Although a combined list of the Left would refresh the electoral landscape, it is doubtful that the venerable Labour Party, or the Greens for that matter, could respond sufficiently quickly for the concept to impact September’s election. But what could add zest would be for a charismatic independent candidate to pick off an electorate seat on behalf of change, without cannibalising the Left’s party vote. It is essentially a trick that Peter Dunne’s been performing since 2008, but in the last election he also cost National the best part of the 13 443 party votes cast for his ‘Dunne’ United Party. In 2008 it was 20 497, but possibly fewer of those were meant for National that year. If New Zealander of the Year Dr Lance O’Sullivan, for example, were to win the seat of Northland, standing as ‘minister of Health for All New Zealanders’, there would one less list seat to be divvied up. Similarly, also in the Reader’s Digest ‘100 most trusted’ list, albeit 69 places further down, Lucy Lawless could potentially pull off the same feat in the new electorate of Kelston. Alternatively, if she played the Warrior Princess role to the hilt, she could wrest the adjoining new electorate of Upper Harbour from its hypocritical and vindictive pretender, Social Development Minister Paula Bennett—a symbolic poke in the eye of National indeed, if she were to deprive it of the on-paper safe seat.

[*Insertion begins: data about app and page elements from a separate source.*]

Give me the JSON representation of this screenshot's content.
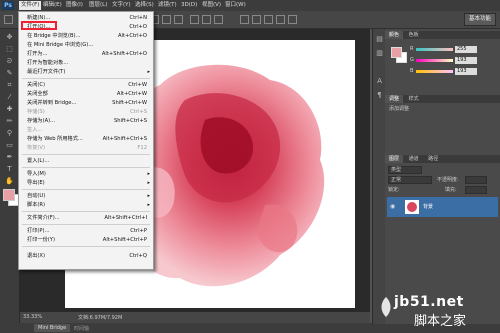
{
  "app": {
    "logo": "Ps"
  },
  "menubar": {
    "file_label": "文件(F)",
    "edit_label": "编辑(E)",
    "image_label": "图像(I)",
    "layer_label": "图层(L)",
    "type_label": "文字(Y)",
    "select_label": "选择(S)",
    "filter_label": "滤镜(T)",
    "view_label": "3D(D)",
    "window_label": "视图(V)",
    "help_label": "窗口(W)"
  },
  "options": {
    "workspace": "基本功能"
  },
  "document": {
    "tab_label": "未标题-1 @ 33.3%",
    "zoom": "33.33%",
    "doc_size": "文档:6.97M/7.92M"
  },
  "bottom": {
    "mini_bridge": "Mini Bridge",
    "timeline": "时间轴"
  },
  "file_menu": {
    "items": [
      {
        "label": "新建(N)...",
        "shortcut": "Ctrl+N"
      },
      {
        "label": "打开(O)...",
        "shortcut": "Ctrl+O"
      },
      {
        "label": "在 Bridge 中浏览(B)...",
        "shortcut": "Alt+Ctrl+O"
      },
      {
        "label": "在 Mini Bridge 中浏览(G)...",
        "shortcut": ""
      },
      {
        "label": "打开为...",
        "shortcut": "Alt+Shift+Ctrl+O"
      },
      {
        "label": "打开为智能对象...",
        "shortcut": ""
      },
      {
        "label": "最近打开文件(T)",
        "shortcut": ""
      },
      {
        "label": "关闭(C)",
        "shortcut": "Ctrl+W"
      },
      {
        "label": "关闭全部",
        "shortcut": "Alt+Ctrl+W"
      },
      {
        "label": "关闭并转到 Bridge...",
        "shortcut": "Shift+Ctrl+W"
      },
      {
        "label": "存储(S)",
        "shortcut": "Ctrl+S"
      },
      {
        "label": "存储为(A)...",
        "shortcut": "Shift+Ctrl+S"
      },
      {
        "label": "签入...",
        "shortcut": ""
      },
      {
        "label": "存储为 Web 所用格式...",
        "shortcut": "Alt+Shift+Ctrl+S"
      },
      {
        "label": "恢复(V)",
        "shortcut": "F12"
      },
      {
        "label": "置入(L)...",
        "shortcut": ""
      },
      {
        "label": "导入(M)",
        "shortcut": ""
      },
      {
        "label": "导出(E)",
        "shortcut": ""
      },
      {
        "label": "自动(U)",
        "shortcut": ""
      },
      {
        "label": "脚本(R)",
        "shortcut": ""
      },
      {
        "label": "文件简介(F)...",
        "shortcut": "Alt+Shift+Ctrl+I"
      },
      {
        "label": "打印(P)...",
        "shortcut": "Ctrl+P"
      },
      {
        "label": "打印一份(Y)",
        "shortcut": "Alt+Shift+Ctrl+P"
      },
      {
        "label": "退出(X)",
        "shortcut": "Ctrl+Q"
      }
    ]
  },
  "color_panel": {
    "tabs": [
      "颜色",
      "色板"
    ],
    "r_label": "R",
    "g_label": "G",
    "b_label": "B",
    "r": "255",
    "g": "193",
    "b": "193",
    "fg_color": "#e6a0a6",
    "bg_color": "#ffffff"
  },
  "adjust_panel": {
    "tabs": [
      "调整",
      "样式"
    ],
    "hint": "添加调整"
  },
  "layers_panel": {
    "tabs": [
      "图层",
      "通道",
      "路径"
    ],
    "kind_label": "类型",
    "blend_mode": "正常",
    "opacity_label": "不透明度:",
    "lock_label": "锁定:",
    "fill_label": "填充:",
    "layer_name": "背景"
  },
  "watermark": {
    "domain": "jb51.net",
    "name": "脚本之家"
  }
}
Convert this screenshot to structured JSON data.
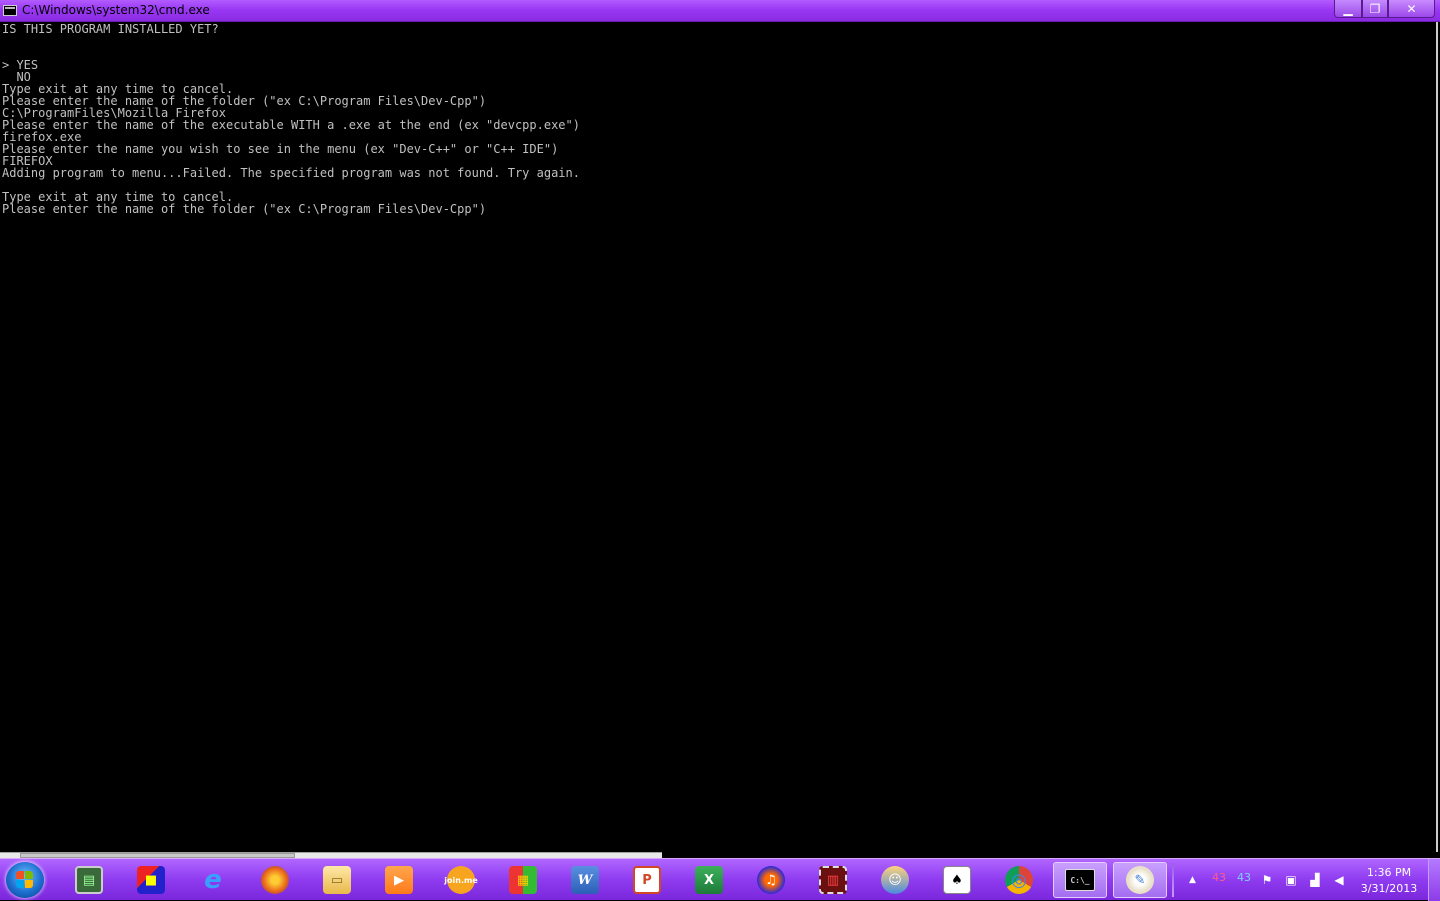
{
  "window": {
    "title": "C:\\Windows\\system32\\cmd.exe",
    "icon": "cmd-icon",
    "buttons": {
      "minimize": "▁",
      "maximize": "❐",
      "close": "✕"
    }
  },
  "console": {
    "lines": [
      "IS THIS PROGRAM INSTALLED YET?",
      "",
      "",
      "> YES",
      "  NO",
      "Type exit at any time to cancel.",
      "Please enter the name of the folder (\"ex C:\\Program Files\\Dev-Cpp\")",
      "C:\\ProgramFiles\\Mozilla Firefox",
      "Please enter the name of the executable WITH a .exe at the end (ex \"devcpp.exe\")",
      "firefox.exe",
      "Please enter the name you wish to see in the menu (ex \"Dev-C++\" or \"C++ IDE\")",
      "FIREFOX",
      "Adding program to menu...Failed. The specified program was not found. Try again.",
      "",
      "Type exit at any time to cancel.",
      "Please enter the name of the folder (\"ex C:\\Program Files\\Dev-Cpp\")"
    ],
    "text_color": "#c0c0c0",
    "background": "#000000"
  },
  "taskbar": {
    "accent": "#8f3cf0",
    "items": [
      {
        "icon": "system-monitor-icon",
        "glyph": "▤"
      },
      {
        "icon": "blocks-app-icon",
        "glyph": "■"
      },
      {
        "icon": "internet-explorer-icon",
        "glyph": "e"
      },
      {
        "icon": "firefox-icon",
        "glyph": "◉"
      },
      {
        "icon": "file-explorer-icon",
        "glyph": "▭"
      },
      {
        "icon": "media-player-icon",
        "glyph": "▶"
      },
      {
        "icon": "joinme-icon",
        "glyph": "join.me"
      },
      {
        "icon": "color-blocks-icon",
        "glyph": "▦"
      },
      {
        "icon": "word-icon",
        "glyph": "W"
      },
      {
        "icon": "powerpoint-icon",
        "glyph": "P"
      },
      {
        "icon": "excel-icon",
        "glyph": "X"
      },
      {
        "icon": "audio-app-icon",
        "glyph": "♫"
      },
      {
        "icon": "film-icon",
        "glyph": "▥"
      },
      {
        "icon": "user-app-icon",
        "glyph": "☺"
      },
      {
        "icon": "solitaire-icon",
        "glyph": "♠"
      },
      {
        "icon": "chrome-icon",
        "glyph": "◎"
      },
      {
        "icon": "cmd-icon",
        "glyph": "C:\\_"
      },
      {
        "icon": "paint-icon",
        "glyph": "✎"
      }
    ],
    "tray": {
      "expand_icon": "▲",
      "value1": "43",
      "value2": "43",
      "icons": [
        "flag-icon",
        "network-icon",
        "signal-icon",
        "volume-icon"
      ]
    },
    "clock": {
      "time": "1:36 PM",
      "date": "3/31/2013"
    }
  }
}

Not only has neoliberalism failed to deliver the trickledown prosperity it promised, creating in its heartless wake a gyre of impoverished, sickened and jailed lives, it has no plausible climate-action answers. If Lance O’Sullivan and Lucy Lawless, Laila Harré and Hone Harawira were successful, and the Greens and Labour were dragged kicking and screaming, neoliberalism could be swiftly vanquished and climate action could commence that would make Al Gore’s eyes water.
But for that to begin to happen, the Left should party-vote Internet–Mana, or up to 5% of the vote could be wasted, and with it, any hope of climate action for another three years.